Description of the task: Print the data that follows again, keeping every line exact.

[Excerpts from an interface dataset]
════

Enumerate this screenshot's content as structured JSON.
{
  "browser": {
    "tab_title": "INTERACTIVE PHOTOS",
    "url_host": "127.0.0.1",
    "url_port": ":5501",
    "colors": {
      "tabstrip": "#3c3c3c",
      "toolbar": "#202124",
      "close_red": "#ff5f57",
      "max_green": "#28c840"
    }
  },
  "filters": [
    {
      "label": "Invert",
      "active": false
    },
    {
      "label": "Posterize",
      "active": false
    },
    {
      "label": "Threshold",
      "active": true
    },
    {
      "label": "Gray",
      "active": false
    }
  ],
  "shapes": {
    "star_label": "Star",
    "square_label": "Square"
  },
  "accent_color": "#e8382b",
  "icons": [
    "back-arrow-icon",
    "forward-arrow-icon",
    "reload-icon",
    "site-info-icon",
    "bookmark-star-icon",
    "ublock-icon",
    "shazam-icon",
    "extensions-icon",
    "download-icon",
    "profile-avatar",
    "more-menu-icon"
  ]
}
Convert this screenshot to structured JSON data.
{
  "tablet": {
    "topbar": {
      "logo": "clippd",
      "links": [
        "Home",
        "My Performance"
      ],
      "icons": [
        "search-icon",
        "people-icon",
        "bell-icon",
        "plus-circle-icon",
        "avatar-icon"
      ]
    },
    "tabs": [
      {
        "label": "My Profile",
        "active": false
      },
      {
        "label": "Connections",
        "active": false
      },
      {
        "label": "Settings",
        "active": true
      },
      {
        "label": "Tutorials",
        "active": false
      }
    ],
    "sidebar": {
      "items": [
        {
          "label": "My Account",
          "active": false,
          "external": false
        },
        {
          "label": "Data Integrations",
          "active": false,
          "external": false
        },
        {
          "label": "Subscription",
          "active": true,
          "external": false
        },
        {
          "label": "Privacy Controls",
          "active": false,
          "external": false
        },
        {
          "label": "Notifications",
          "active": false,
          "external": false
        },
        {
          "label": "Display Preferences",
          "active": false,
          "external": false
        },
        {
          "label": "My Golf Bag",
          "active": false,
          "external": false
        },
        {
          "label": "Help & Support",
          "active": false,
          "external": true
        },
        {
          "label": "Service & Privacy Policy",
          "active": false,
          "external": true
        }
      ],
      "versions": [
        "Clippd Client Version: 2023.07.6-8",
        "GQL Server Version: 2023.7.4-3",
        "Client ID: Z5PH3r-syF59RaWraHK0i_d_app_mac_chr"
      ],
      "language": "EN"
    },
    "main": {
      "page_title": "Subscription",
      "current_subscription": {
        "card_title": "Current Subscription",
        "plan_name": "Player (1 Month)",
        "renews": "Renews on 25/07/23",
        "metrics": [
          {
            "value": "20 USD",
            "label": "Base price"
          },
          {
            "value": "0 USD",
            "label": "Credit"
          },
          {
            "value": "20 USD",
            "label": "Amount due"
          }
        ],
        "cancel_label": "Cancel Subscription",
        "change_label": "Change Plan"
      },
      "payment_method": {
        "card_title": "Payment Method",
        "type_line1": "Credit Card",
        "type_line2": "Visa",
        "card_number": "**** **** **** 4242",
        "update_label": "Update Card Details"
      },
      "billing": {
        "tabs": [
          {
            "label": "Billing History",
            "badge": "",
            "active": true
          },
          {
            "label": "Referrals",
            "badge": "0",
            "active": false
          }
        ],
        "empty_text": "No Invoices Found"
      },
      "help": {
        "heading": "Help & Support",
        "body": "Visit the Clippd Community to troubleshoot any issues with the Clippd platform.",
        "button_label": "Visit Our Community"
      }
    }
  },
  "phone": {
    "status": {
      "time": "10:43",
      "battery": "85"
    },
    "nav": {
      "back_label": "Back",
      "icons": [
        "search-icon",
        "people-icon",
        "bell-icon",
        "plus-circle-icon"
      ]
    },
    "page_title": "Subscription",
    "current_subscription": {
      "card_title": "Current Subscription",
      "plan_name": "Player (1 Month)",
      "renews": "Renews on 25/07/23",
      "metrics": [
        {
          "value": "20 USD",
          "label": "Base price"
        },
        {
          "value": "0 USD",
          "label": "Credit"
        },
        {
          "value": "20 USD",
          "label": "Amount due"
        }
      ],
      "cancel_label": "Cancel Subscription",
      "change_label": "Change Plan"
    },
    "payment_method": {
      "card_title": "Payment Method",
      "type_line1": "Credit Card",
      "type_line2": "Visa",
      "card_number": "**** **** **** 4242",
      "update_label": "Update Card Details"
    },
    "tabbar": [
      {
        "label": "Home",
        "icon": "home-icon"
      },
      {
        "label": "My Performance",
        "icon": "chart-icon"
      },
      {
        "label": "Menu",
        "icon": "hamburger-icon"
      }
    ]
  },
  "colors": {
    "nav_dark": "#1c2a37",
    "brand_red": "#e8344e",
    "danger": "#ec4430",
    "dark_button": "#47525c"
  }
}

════

Solution for this problem:
Enumerate this screenshot's content as structured JSON.
{
  "browser": {
    "tab_title": "INTERACTIVE PHOTOS",
    "url_host": "127.0.0.1",
    "url_port": ":5501",
    "colors": {
      "tabstrip": "#3c3c3c",
      "toolbar": "#202124",
      "close_red": "#ff5f57",
      "max_green": "#28c840"
    }
  },
  "filters": [
    {
      "label": "Invert",
      "active": false
    },
    {
      "label": "Posterize",
      "active": false
    },
    {
      "label": "Threshold",
      "active": true
    },
    {
      "label": "Gray",
      "active": false
    }
  ],
  "shapes": {
    "star_label": "Star",
    "square_label": "Square"
  },
  "accent_color": "#e8382b",
  "icons": [
    "back-arrow-icon",
    "forward-arrow-icon",
    "reload-icon",
    "site-info-icon",
    "bookmark-star-icon",
    "ublock-icon",
    "shazam-icon",
    "extensions-icon",
    "download-icon",
    "profile-avatar",
    "more-menu-icon"
  ]
}
Convert this screenshot to structured JSON data.
{
  "tablet": {
    "topbar": {
      "logo": "clippd",
      "links": [
        "Home",
        "My Performance"
      ],
      "icons": [
        "search-icon",
        "people-icon",
        "bell-icon",
        "plus-circle-icon",
        "avatar-icon"
      ]
    },
    "tabs": [
      {
        "label": "My Profile",
        "active": false
      },
      {
        "label": "Connections",
        "active": false
      },
      {
        "label": "Settings",
        "active": true
      },
      {
        "label": "Tutorials",
        "active": false
      }
    ],
    "sidebar": {
      "items": [
        {
          "label": "My Account",
          "active": false,
          "external": false
        },
        {
          "label": "Data Integrations",
          "active": false,
          "external": false
        },
        {
          "label": "Subscription",
          "active": true,
          "external": false
        },
        {
          "label": "Privacy Controls",
          "active": false,
          "external": false
        },
        {
          "label": "Notifications",
          "active": false,
          "external": false
        },
        {
          "label": "Display Preferences",
          "active": false,
          "external": false
        },
        {
          "label": "My Golf Bag",
          "active": false,
          "external": false
        },
        {
          "label": "Help & Support",
          "active": false,
          "external": true
        },
        {
          "label": "Service & Privacy Policy",
          "active": false,
          "external": true
        }
      ],
      "versions": [
        "Clippd Client Version: 2023.07.6-8",
        "GQL Server Version: 2023.7.4-3",
        "Client ID: Z5PH3r-syF59RaWraHK0i_d_app_mac_chr"
      ],
      "language": "EN"
    },
    "main": {
      "page_title": "Subscription",
      "current_subscription": {
        "card_title": "Current Subscription",
        "plan_name": "Player (1 Month)",
        "renews": "Renews on 25/07/23",
        "metrics": [
          {
            "value": "20 USD",
            "label": "Base price"
          },
          {
            "value": "0 USD",
            "label": "Credit"
          },
          {
            "value": "20 USD",
            "label": "Amount due"
          }
        ],
        "cancel_label": "Cancel Subscription",
        "change_label": "Change Plan"
      },
      "payment_method": {
        "card_title": "Payment Method",
        "type_line1": "Credit Card",
        "type_line2": "Visa",
        "card_number": "**** **** **** 4242",
        "update_label": "Update Card Details"
      },
      "billing": {
        "tabs": [
          {
            "label": "Billing History",
            "badge": "",
            "active": true
          },
          {
            "label": "Referrals",
            "badge": "0",
            "active": false
          }
        ],
        "empty_text": "No Invoices Found"
      },
      "help": {
        "heading": "Help & Support",
        "body": "Visit the Clippd Community to troubleshoot any issues with the Clippd platform.",
        "button_label": "Visit Our Community"
      }
    }
  },
  "phone": {
    "status": {
      "time": "10:43",
      "battery": "85"
    },
    "nav": {
      "back_label": "Back",
      "icons": [
        "search-icon",
        "people-icon",
        "bell-icon",
        "plus-circle-icon"
      ]
    },
    "page_title": "Subscription",
    "current_subscription": {
      "card_title": "Current Subscription",
      "plan_name": "Player (1 Month)",
      "renews": "Renews on 25/07/23",
      "metrics": [
        {
          "value": "20 USD",
          "label": "Base price"
        },
        {
          "value": "0 USD",
          "label": "Credit"
        },
        {
          "value": "20 USD",
          "label": "Amount due"
        }
      ],
      "cancel_label": "Cancel Subscription",
      "change_label": "Change Plan"
    },
    "payment_method": {
      "card_title": "Payment Method",
      "type_line1": "Credit Card",
      "type_line2": "Visa",
      "card_number": "**** **** **** 4242",
      "update_label": "Update Card Details"
    },
    "tabbar": [
      {
        "label": "Home",
        "icon": "home-icon"
      },
      {
        "label": "My Performance",
        "icon": "chart-icon"
      },
      {
        "label": "Menu",
        "icon": "hamburger-icon"
      }
    ]
  },
  "colors": {
    "nav_dark": "#1c2a37",
    "brand_red": "#e8344e",
    "danger": "#ec4430",
    "dark_button": "#47525c"
  }
}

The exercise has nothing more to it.